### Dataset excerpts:
■ ■ ■ ■ ■
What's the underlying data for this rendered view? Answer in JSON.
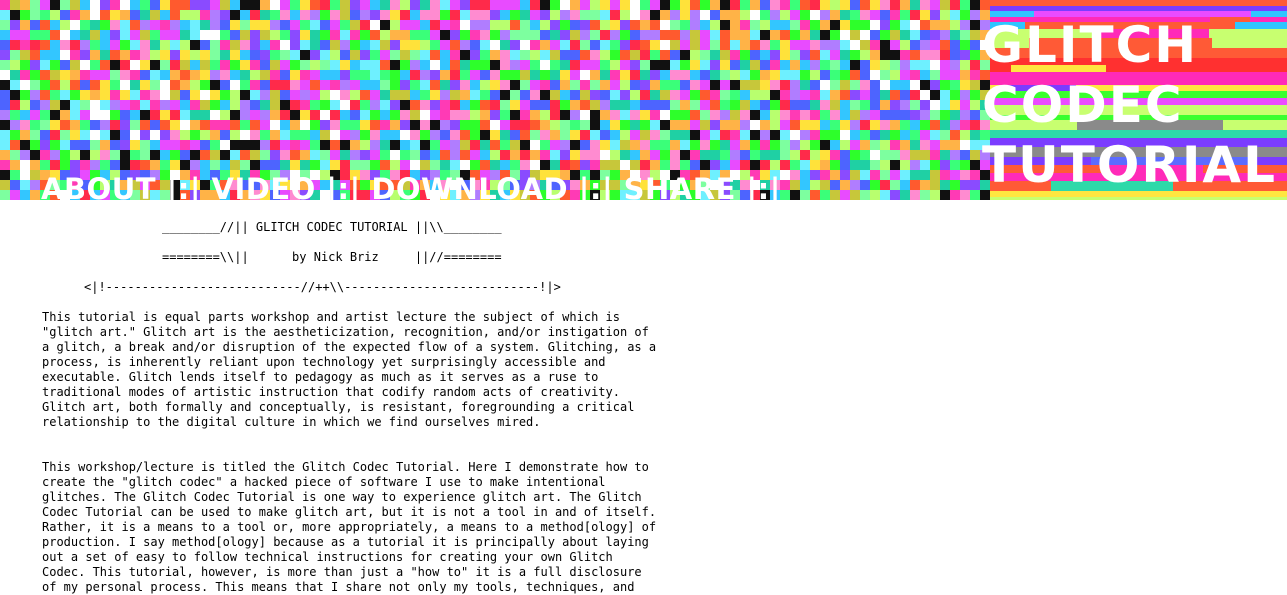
{
  "header": {
    "title_lines": [
      "GLITCH",
      "CODEC",
      "TUTORIAL"
    ],
    "nav": [
      {
        "label": "ABOUT"
      },
      {
        "label": "VIDEO"
      },
      {
        "label": "DOWNLOAD"
      },
      {
        "label": "SHARE"
      }
    ],
    "nav_separator": "|:|",
    "noise_palette": [
      "#ff3ab5",
      "#2dff2a",
      "#33c6ff",
      "#ffe23a",
      "#8a4bff",
      "#ff5a2e",
      "#b8ff6e",
      "#e84bff",
      "#1fd0a4",
      "#ffffff",
      "#4d64ff",
      "#ff8bd0",
      "#6ef0ff",
      "#c7c73a",
      "#ff2a4a",
      "#111111",
      "#7dff9f",
      "#b07dff",
      "#ffb347",
      "#3aff79"
    ],
    "stripe_palette": [
      "#ff2ab8",
      "#39ff2f",
      "#2fc5ff",
      "#ffe640",
      "#7b3cff",
      "#ff5a36",
      "#c8ff70",
      "#ea4bff",
      "#2ed9a9",
      "#ff3030",
      "#5c6bff",
      "#ff9ad2",
      "#8a8a8a"
    ]
  },
  "content": {
    "ascii_line_1": "________//|| GLITCH CODEC TUTORIAL ||\\\\________",
    "ascii_line_2": "========\\\\||      by Nick Briz     ||//========",
    "ascii_line_3": "<|!---------------------------//++\\\\---------------------------!|>",
    "paragraph_1": "This tutorial is equal parts workshop and artist lecture the subject of which is\n\"glitch art.\" Glitch art is the aestheticization, recognition, and/or instigation of\na glitch, a break and/or disruption of the expected flow of a system. Glitching, as a\nprocess, is inherently reliant upon technology yet surprisingly accessible and\nexecutable. Glitch lends itself to pedagogy as much as it serves as a ruse to\ntraditional modes of artistic instruction that codify random acts of creativity.\nGlitch art, both formally and conceptually, is resistant, foregrounding a critical\nrelationship to the digital culture in which we find ourselves mired.",
    "paragraph_2": "This workshop/lecture is titled the Glitch Codec Tutorial. Here I demonstrate how to\ncreate the \"glitch codec\" a hacked piece of software I use to make intentional\nglitches. The Glitch Codec Tutorial is one way to experience glitch art. The Glitch\nCodec Tutorial can be used to make glitch art, but it is not a tool in and of itself.\nRather, it is a means to a tool or, more appropriately, a means to a method[ology] of\nproduction. I say method[ology] because as a tutorial it is principally about laying\nout a set of easy to follow technical instructions for creating your own Glitch\nCodec. This tutorial, however, is more than just a \"how to\" it is a full disclosure\nof my personal process. This means that I share not only my tools, techniques, and"
  }
}
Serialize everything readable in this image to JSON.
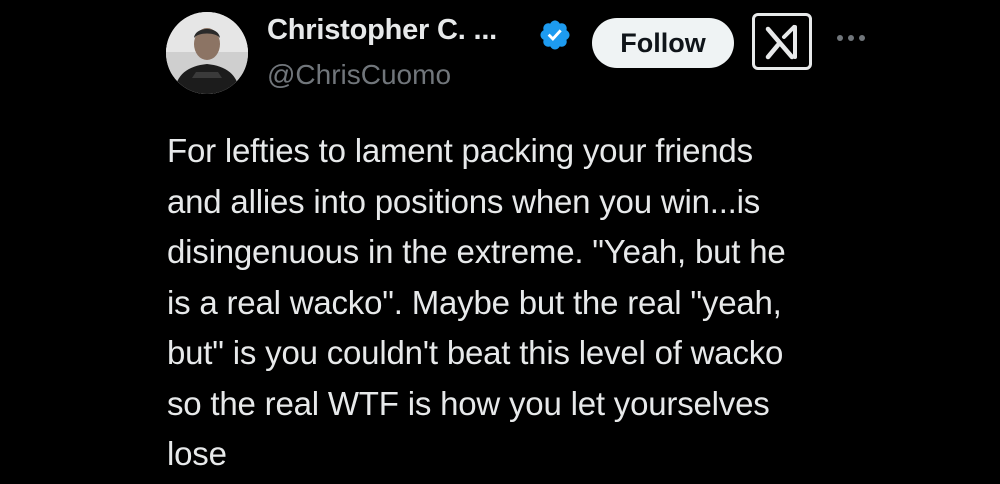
{
  "author": {
    "display_name": "Christopher C. ...",
    "handle": "@ChrisCuomo",
    "verified": true,
    "avatar_icon": "profile-photo-icon"
  },
  "actions": {
    "follow_label": "Follow",
    "grok_icon": "grok-icon",
    "more_icon": "more-options-icon"
  },
  "tweet": {
    "lines": [
      "For lefties to lament packing your friends",
      "and allies into positions when you win...is",
      "disingenuous in the extreme. \"Yeah, but he",
      "is a real wacko\". Maybe but the real \"yeah,",
      "but\" is you couldn't beat this level of wacko",
      "so the real WTF is how you let yourselves",
      "lose"
    ]
  },
  "colors": {
    "background": "#000000",
    "text": "#e7e9ea",
    "secondary_text": "#71767b",
    "verified_blue": "#1d9bf0",
    "follow_bg": "#eff3f4"
  }
}
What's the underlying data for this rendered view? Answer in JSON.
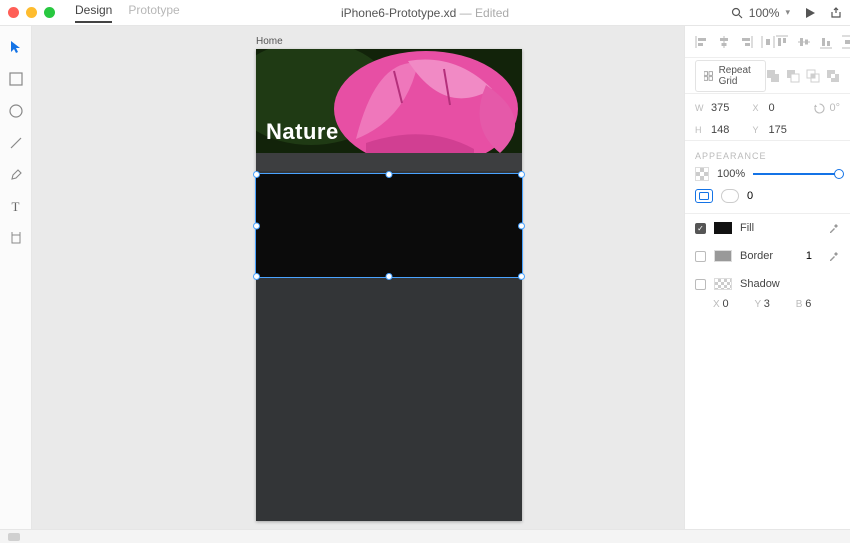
{
  "titlebar": {
    "tabs": [
      {
        "label": "Design",
        "active": true
      },
      {
        "label": "Prototype",
        "active": false
      }
    ],
    "filename": "iPhone6-Prototype.xd",
    "edited_suffix": " — Edited",
    "zoom": "100%"
  },
  "canvas": {
    "artboard_label": "Home",
    "hero_text": "Nature"
  },
  "inspector": {
    "repeat_grid_label": "Repeat Grid",
    "size": {
      "w_label": "W",
      "w": "375",
      "h_label": "H",
      "h": "148"
    },
    "pos": {
      "x_label": "X",
      "x": "0",
      "y_label": "Y",
      "y": "175"
    },
    "rotation": "0°",
    "appearance_title": "APPEARANCE",
    "opacity": "100%",
    "corner_radius": "0",
    "fill": {
      "label": "Fill",
      "color": "#000000",
      "checked": true
    },
    "border": {
      "label": "Border",
      "color": "#9d9d9d",
      "checked": false,
      "width": "1"
    },
    "shadow": {
      "label": "Shadow",
      "checked": false,
      "x_label": "X",
      "x": "0",
      "y_label": "Y",
      "y": "3",
      "b_label": "B",
      "b": "6"
    }
  }
}
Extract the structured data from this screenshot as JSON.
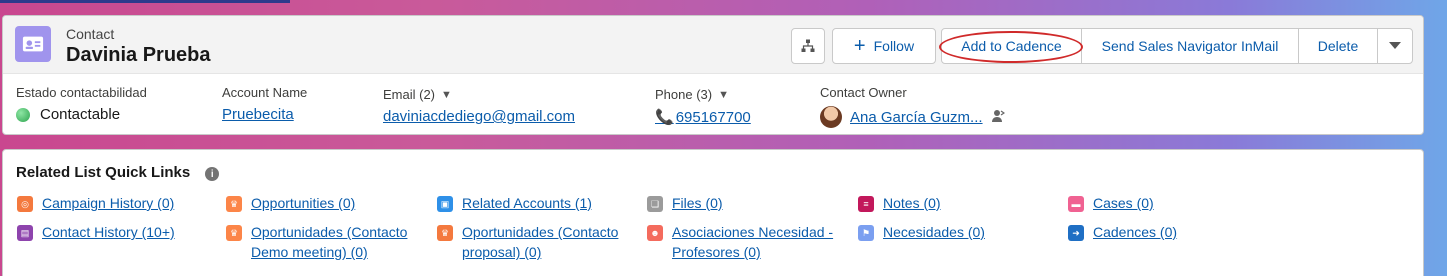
{
  "header": {
    "object_type": "Contact",
    "record_name": "Davinia Prueba",
    "icon": "contact-card-icon",
    "icon_color": "#a094ed"
  },
  "actions": {
    "hierarchy_icon": "hierarchy-icon",
    "follow_label": "Follow",
    "add_to_cadence_label": "Add to Cadence",
    "send_inmail_label": "Send Sales Navigator InMail",
    "delete_label": "Delete",
    "more_icon": "chevron-down-icon"
  },
  "fields": {
    "estado": {
      "label": "Estado contactabilidad",
      "value": "Contactable",
      "status_color": "#2ea44f"
    },
    "account": {
      "label": "Account Name",
      "value": "Pruebecita"
    },
    "email": {
      "label": "Email (2)",
      "value": "daviniacdediego@gmail.com"
    },
    "phone": {
      "label": "Phone (3)",
      "value": "695167700"
    },
    "owner": {
      "label": "Contact Owner",
      "value": "Ana García Guzm..."
    }
  },
  "related": {
    "title": "Related List Quick Links",
    "links": [
      {
        "label": "Campaign History (0)",
        "color": "#f4793e",
        "icon": "campaign-icon"
      },
      {
        "label": "Opportunities (0)",
        "color": "#fc8548",
        "icon": "crown-icon"
      },
      {
        "label": "Related Accounts (1)",
        "color": "#2e90e8",
        "icon": "accounts-icon"
      },
      {
        "label": "Files (0)",
        "color": "#9b9b9b",
        "icon": "file-icon"
      },
      {
        "label": "Notes (0)",
        "color": "#c2185b",
        "icon": "note-icon"
      },
      {
        "label": "Cases (0)",
        "color": "#f06292",
        "icon": "case-icon"
      },
      {
        "label": "Contact History (10+)",
        "color": "#8e44ad",
        "icon": "contact-history-icon"
      },
      {
        "label": "Oportunidades (Contacto Demo meeting) (0)",
        "color": "#fc8548",
        "icon": "crown-icon"
      },
      {
        "label": "Oportunidades (Contacto proposal) (0)",
        "color": "#f4793e",
        "icon": "crown-icon"
      },
      {
        "label": "Asociaciones Necesidad - Profesores (0)",
        "color": "#f46b5d",
        "icon": "people-icon"
      },
      {
        "label": "Necesidades (0)",
        "color": "#7b9ff0",
        "icon": "flag-icon"
      },
      {
        "label": "Cadences (0)",
        "color": "#1f6fc4",
        "icon": "cadence-icon"
      }
    ]
  }
}
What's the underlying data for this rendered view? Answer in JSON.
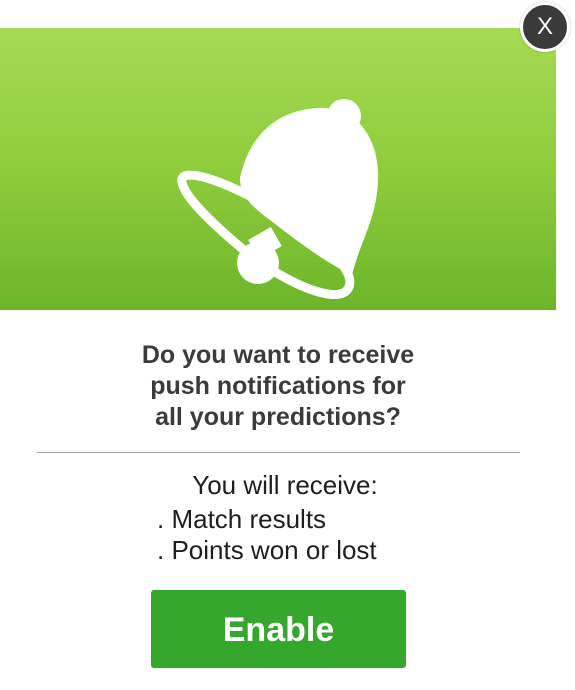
{
  "dialog": {
    "close_label": "X",
    "banner_icon": "bell-icon",
    "question_lines": [
      "Do you want to receive",
      "push notifications for",
      "all your predictions?"
    ],
    "receive_label": "You will receive:",
    "benefits": [
      ". Match results",
      ". Points won or lost"
    ],
    "enable_label": "Enable"
  },
  "colors": {
    "banner_top": "#a6da55",
    "banner_bottom": "#6db52a",
    "enable_button": "#34a72c",
    "close_button": "#3a3a3a"
  }
}
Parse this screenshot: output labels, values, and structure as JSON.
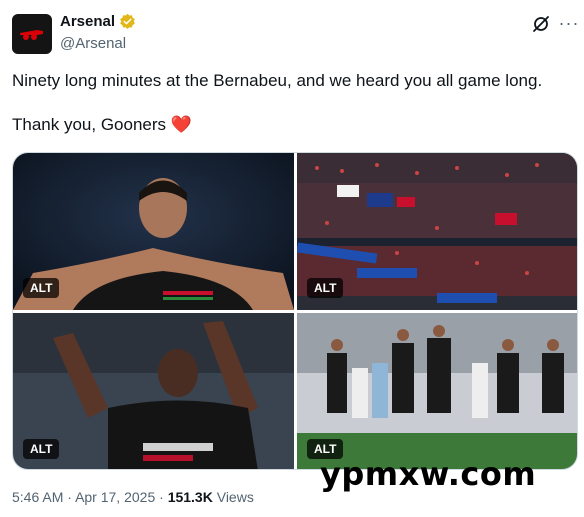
{
  "author": {
    "display_name": "Arsenal",
    "handle": "@Arsenal",
    "avatar_icon": "arsenal-cannon-logo",
    "verified_icon": "verified-gold-badge"
  },
  "header_icons": [
    "grok-icon",
    "more-icon"
  ],
  "tweet": {
    "line1": "Ninety long minutes at the Bernabeu, and we heard you all game long.",
    "line2": "Thank you, Gooners",
    "emoji": "❤️"
  },
  "media": [
    {
      "alt_label": "ALT"
    },
    {
      "alt_label": "ALT"
    },
    {
      "alt_label": "ALT"
    },
    {
      "alt_label": "ALT"
    }
  ],
  "meta": {
    "time": "5:46 AM",
    "separator": "·",
    "date": "Apr 17, 2025",
    "views_count": "151.3K",
    "views_label": "Views"
  },
  "watermark": "ypmxw.com",
  "colors": {
    "text": "#0f1419",
    "secondary": "#536471",
    "heart": "#e0245e",
    "verified": "#e2b719"
  }
}
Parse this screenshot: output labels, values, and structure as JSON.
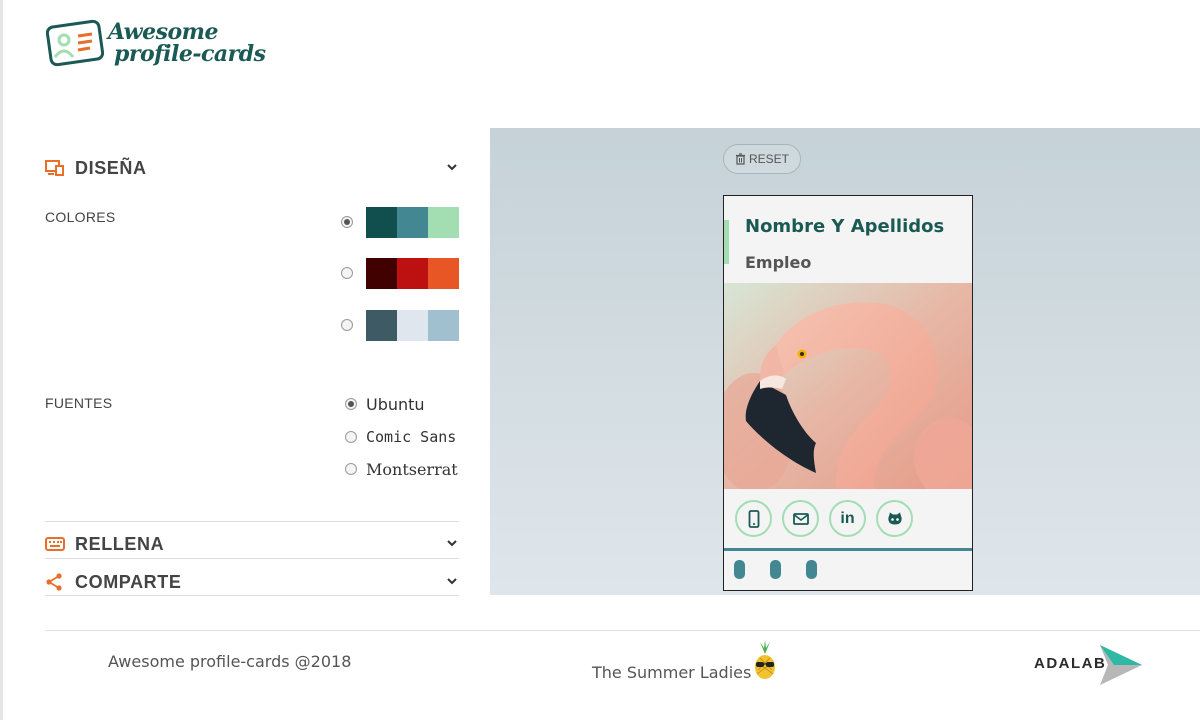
{
  "app": {
    "logo_line1": "Awesome",
    "logo_line2": "profile-cards"
  },
  "sections": {
    "design": {
      "title": "DISEÑA",
      "icon": "design-icon",
      "expanded": true
    },
    "fill": {
      "title": "RELLENA",
      "icon": "keyboard-icon",
      "expanded": false
    },
    "share": {
      "title": "COMPARTE",
      "icon": "share-icon",
      "expanded": false
    }
  },
  "colors": {
    "label": "COLORES",
    "palettes": [
      {
        "selected": true,
        "swatches": [
          "#114e4e",
          "#438792",
          "#a2deb2"
        ]
      },
      {
        "selected": false,
        "swatches": [
          "#420101",
          "#bd1010",
          "#e95626"
        ]
      },
      {
        "selected": false,
        "swatches": [
          "#3e5b65",
          "#dfe6ee",
          "#a0c0cf"
        ]
      }
    ]
  },
  "fonts": {
    "label": "FUENTES",
    "options": [
      {
        "label": "Ubuntu",
        "selected": true
      },
      {
        "label": "Comic Sans",
        "selected": false
      },
      {
        "label": "Montserrat",
        "selected": false
      }
    ]
  },
  "preview": {
    "reset_label": "RESET",
    "card": {
      "name": "Nombre Y Apellidos",
      "job": "Empleo",
      "icons": [
        "phone-icon",
        "envelope-icon",
        "linkedin-icon",
        "github-icon"
      ],
      "linkedin_text": "in"
    }
  },
  "footer": {
    "copyright": "Awesome profile-cards @2018",
    "team": "The Summer Ladies",
    "brand": "ADALAB"
  },
  "accent": {
    "card_name": "#1b5a54",
    "section_icons": "#e86f2a",
    "card_ring": "#a2deb2"
  }
}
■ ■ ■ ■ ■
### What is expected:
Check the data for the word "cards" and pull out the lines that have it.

### Exercise result:
    "logo_line2": "profile-cards"
    "copyright": "Awesome profile-cards @2018",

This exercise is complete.